Stay Connected


Advertise With Us

Learn More

Skip to content


Long Road to Justice

Posted on

As she lay dying, in 1995, Geneva Thompson, 96, turned to her daughter Collene Campbell with a dramatic request. Seven years earlier Thompson’s son Mickey, a legendary drag racer and speed record-holder, had been shot dead in front of his home. No one had ever been charged. “Honey, I want you to take off my necklace and put it on,” the frail widow said, indicating a diamond-heart pendant that had been a gift from her late husband. “Put it on and wear it until they get the man who killed my son and your brother.”

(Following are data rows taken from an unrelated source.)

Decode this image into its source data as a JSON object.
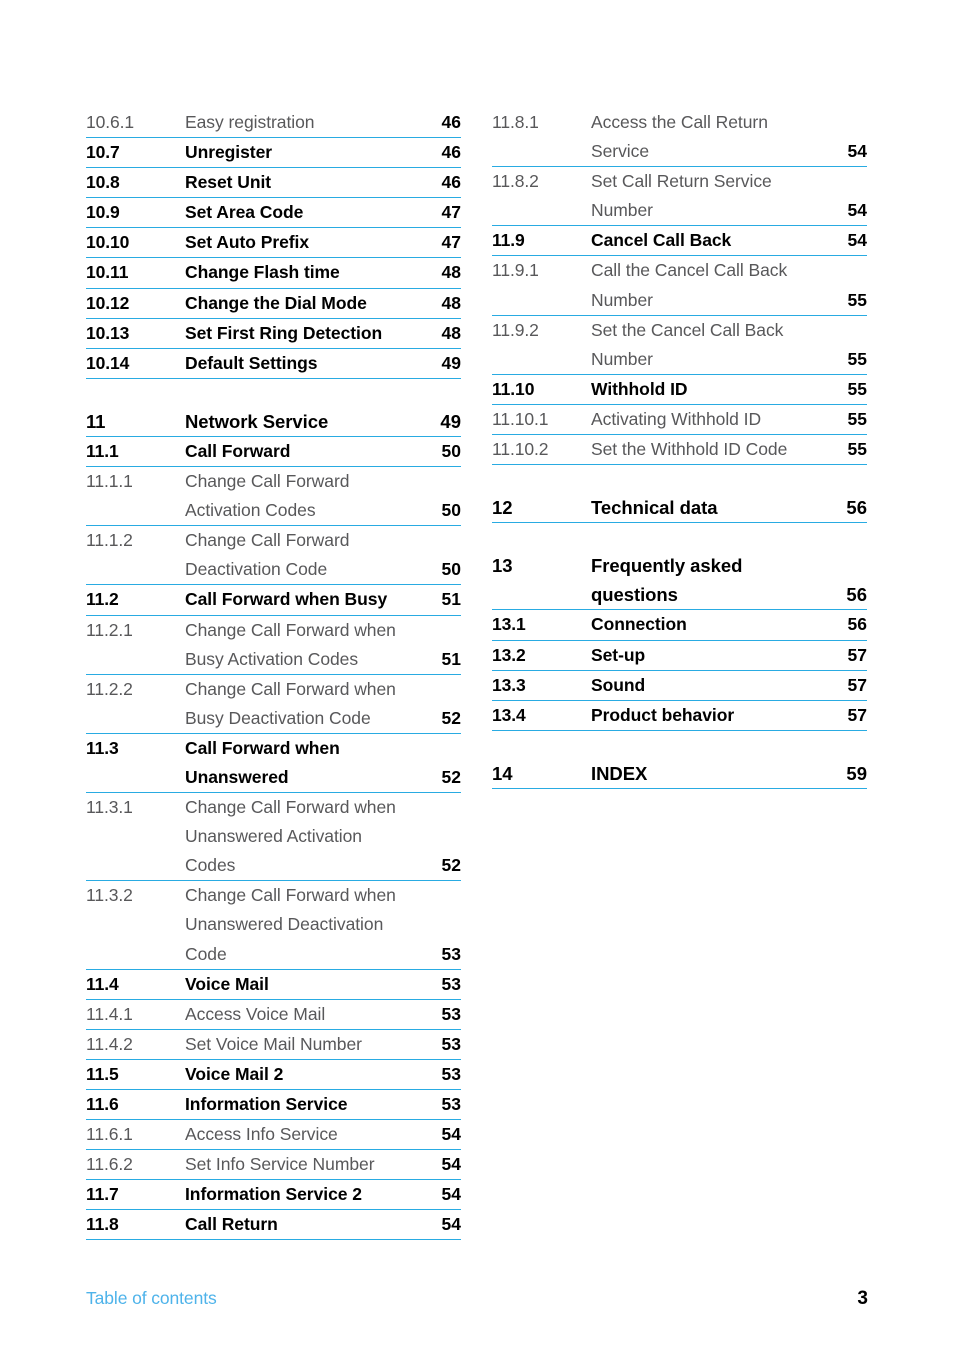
{
  "document": {
    "footer_label": "Table of contents",
    "page_number": "3",
    "rule_color": "#29abe2",
    "accent_color": "#4eb3ea",
    "subsection_color": "#58585a",
    "text_color": "#010101"
  },
  "columns": [
    {
      "name": "left-column",
      "groups": [
        {
          "gap_before": false,
          "entries": [
            {
              "number": "10.6.1",
              "level": "sub",
              "lines": [
                "Easy registration"
              ],
              "page": "46"
            },
            {
              "number": "10.7",
              "level": "sec",
              "lines": [
                "Unregister"
              ],
              "page": "46"
            },
            {
              "number": "10.8",
              "level": "sec",
              "lines": [
                "Reset Unit"
              ],
              "page": "46"
            },
            {
              "number": "10.9",
              "level": "sec",
              "lines": [
                "Set Area Code"
              ],
              "page": "47"
            },
            {
              "number": "10.10",
              "level": "sec",
              "lines": [
                "Set Auto Prefix"
              ],
              "page": "47"
            },
            {
              "number": "10.11",
              "level": "sec",
              "lines": [
                "Change Flash time"
              ],
              "page": "48"
            },
            {
              "number": "10.12",
              "level": "sec",
              "lines": [
                "Change the Dial Mode"
              ],
              "page": "48"
            },
            {
              "number": "10.13",
              "level": "sec",
              "lines": [
                "Set First Ring Detection"
              ],
              "page": "48"
            },
            {
              "number": "10.14",
              "level": "sec",
              "lines": [
                "Default Settings"
              ],
              "page": "49"
            }
          ]
        },
        {
          "gap_before": true,
          "entries": [
            {
              "number": "11",
              "level": "chap",
              "lines": [
                "Network Service"
              ],
              "page": "49"
            },
            {
              "number": "11.1",
              "level": "sec",
              "lines": [
                "Call Forward"
              ],
              "page": "50"
            },
            {
              "number": "11.1.1",
              "level": "sub",
              "lines": [
                "Change Call Forward",
                "Activation Codes"
              ],
              "page": "50"
            },
            {
              "number": "11.1.2",
              "level": "sub",
              "lines": [
                "Change Call Forward",
                "Deactivation Code"
              ],
              "page": "50"
            },
            {
              "number": "11.2",
              "level": "sec",
              "lines": [
                "Call Forward when Busy"
              ],
              "page": "51"
            },
            {
              "number": "11.2.1",
              "level": "sub",
              "lines": [
                "Change Call Forward when",
                "Busy Activation Codes"
              ],
              "page": "51"
            },
            {
              "number": "11.2.2",
              "level": "sub",
              "lines": [
                "Change Call Forward when",
                "Busy Deactivation Code"
              ],
              "page": "52"
            },
            {
              "number": "11.3",
              "level": "sec",
              "lines": [
                "Call Forward when",
                "Unanswered"
              ],
              "page": "52"
            },
            {
              "number": "11.3.1",
              "level": "sub",
              "lines": [
                "Change Call Forward when",
                "Unanswered Activation",
                "Codes"
              ],
              "page": "52"
            },
            {
              "number": "11.3.2",
              "level": "sub",
              "lines": [
                "Change Call Forward when",
                "Unanswered Deactivation",
                "Code"
              ],
              "page": "53"
            },
            {
              "number": "11.4",
              "level": "sec",
              "lines": [
                "Voice Mail"
              ],
              "page": "53"
            },
            {
              "number": "11.4.1",
              "level": "sub",
              "lines": [
                "Access Voice Mail"
              ],
              "page": "53"
            },
            {
              "number": "11.4.2",
              "level": "sub",
              "lines": [
                "Set Voice Mail Number"
              ],
              "page": "53"
            },
            {
              "number": "11.5",
              "level": "sec",
              "lines": [
                "Voice Mail 2"
              ],
              "page": "53"
            },
            {
              "number": "11.6",
              "level": "sec",
              "lines": [
                "Information Service"
              ],
              "page": "53"
            },
            {
              "number": "11.6.1",
              "level": "sub",
              "lines": [
                "Access Info Service"
              ],
              "page": "54"
            },
            {
              "number": "11.6.2",
              "level": "sub",
              "lines": [
                "Set Info Service Number"
              ],
              "page": "54"
            },
            {
              "number": "11.7",
              "level": "sec",
              "lines": [
                "Information Service 2"
              ],
              "page": "54"
            },
            {
              "number": "11.8",
              "level": "sec",
              "lines": [
                "Call Return"
              ],
              "page": "54"
            }
          ]
        }
      ]
    },
    {
      "name": "right-column",
      "groups": [
        {
          "gap_before": false,
          "entries": [
            {
              "number": "11.8.1",
              "level": "sub",
              "lines": [
                "Access the Call Return",
                "Service"
              ],
              "page": "54"
            },
            {
              "number": "11.8.2",
              "level": "sub",
              "lines": [
                "Set Call Return Service",
                "Number"
              ],
              "page": "54"
            },
            {
              "number": "11.9",
              "level": "sec",
              "lines": [
                "Cancel Call Back"
              ],
              "page": "54"
            },
            {
              "number": "11.9.1",
              "level": "sub",
              "lines": [
                "Call the Cancel Call Back",
                "Number"
              ],
              "page": "55"
            },
            {
              "number": "11.9.2",
              "level": "sub",
              "lines": [
                "Set the Cancel Call Back",
                "Number"
              ],
              "page": "55"
            },
            {
              "number": "11.10",
              "level": "sec",
              "lines": [
                "Withhold ID"
              ],
              "page": "55"
            },
            {
              "number": "11.10.1",
              "level": "sub",
              "lines": [
                "Activating Withhold ID"
              ],
              "page": "55"
            },
            {
              "number": "11.10.2",
              "level": "sub",
              "lines": [
                "Set the Withhold ID Code"
              ],
              "page": "55"
            }
          ]
        },
        {
          "gap_before": true,
          "entries": [
            {
              "number": "12",
              "level": "chap",
              "lines": [
                "Technical data"
              ],
              "page": "56"
            }
          ]
        },
        {
          "gap_before": true,
          "entries": [
            {
              "number": "13",
              "level": "chap",
              "lines": [
                "Frequently asked",
                "questions"
              ],
              "page": "56"
            },
            {
              "number": "13.1",
              "level": "sec",
              "lines": [
                "Connection"
              ],
              "page": "56"
            },
            {
              "number": "13.2",
              "level": "sec",
              "lines": [
                "Set-up"
              ],
              "page": "57"
            },
            {
              "number": "13.3",
              "level": "sec",
              "lines": [
                "Sound"
              ],
              "page": "57"
            },
            {
              "number": "13.4",
              "level": "sec",
              "lines": [
                "Product behavior"
              ],
              "page": "57"
            }
          ]
        },
        {
          "gap_before": true,
          "entries": [
            {
              "number": "14",
              "level": "chap",
              "lines": [
                "INDEX"
              ],
              "page": "59"
            }
          ]
        }
      ]
    }
  ]
}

On Nov. 6 Campbell, now 74, walked into a courtroom in Pasadena, Calif., wearing the necklace. At the defense table sat businessman Michael Goodwin, 61, who is charged with ordering the murder of Mickey Thompson and his wife, Trudy. That there even is a trial after so many years is the result of dogged police work, not to mention the persistence of Campbell, who put up a $1 million reward and badgered cops to keep the case alive. Indeed, Goodwin himself accuses Campbell, the former mayor of San Juan Capistrano, of ruthlessly using her clout to have him railroaded. Says Goodwin: “I know I’m only being charged because of Collene Campbell’s political juice.”

As prosecutors tell it, the murder of Thompson was the result of a business relationship gone sour. Thompson had had an impressive career as a professional driver, pushing his Challenger I car to more than 400 mph on the Bonneville Salt Flats in 1960—one of hundreds of records that he set—and earning the label “The Fastest Man on Earth.” He also held dozens of patents. In 1984 Thompson went into business with Goodwin, a concert and sports promoter who invented the motorcycle sport of Supercross.

Thompson quickly accused Goodwin of cheating him and began a series of lawsuits. In 1986 Thompson won a judgment of more than $500,000 against his ex-partner. With all the animosity, Thompson feared Goodwin would try to kill him and Trudy, according to Campbell. “Mickey said, ‘I’m afraid Goodwin’s gonna hurt my [Trudy],'” Campbell recalls. “‘He’s capable of it—I feel it in my bones.'”

On March 16, 1988, two men in their 20s wearing hooded jogging suits attacked Mickey and Trudy in Bradbury, Calif., as they left for work. Neighbors heard Mickey plead, “Don’t hurt my wife.” The gunmen shot Mickey seven times, Trudy twice, and escaped. The shooters were never caught or identified. As Campbell vowed to the Los Angeles Times, “They got one more Thompson to take out if they think they’re going to walk.”

Police had suspicions—Campbell had told them about Goodwin—but no evidence. Still, Campbell pestered the police to keep digging and made sure the case continued to get media coverage. She also steered them to potential witnesses. “If we look through our pain and tears,” says Campbell, who put up the $1 million reward (which has yet to be paid) with the help of her husband, Gary, a businessman, “we can see opportunity.” (One police memo from the time refers to Campbell as a “pain in the ass.”)

The current lead detective, Mark Lillienfeld, says that in the mid-’90s investigators took a fresh look at the murder and had it featured on America’s Most Wanted. “That generated some good leads,” he says. Among other things, a witness has said that he saw someone who resembled Goodwin with a pair of binoculars in the vicinity of the Thompson home in the week before the killing. Another witness, a former associate of Goodwin’s, said the accused had said, “I am going to kill that son of a bitch.” (In a jailhouse interview with PEOPLE, Goodwin insisted that his statements have been misinterpreted. “A lot of things were said during the litigation in the heat of the moment,” he says. “These were not threats.”)

Meanwhile, Campbell says she feels that her lost loved ones are in court with her. “I feel them all the time,” she says. “They’re all looking down and saying, ‘Hey, hang in there, you’re doing what’s right.'” Regardless of the verdict, she says, she’ll wear the necklace until she dies. “It’s kind of stuck to me now,” she says. “It represents a lot of love and toil.”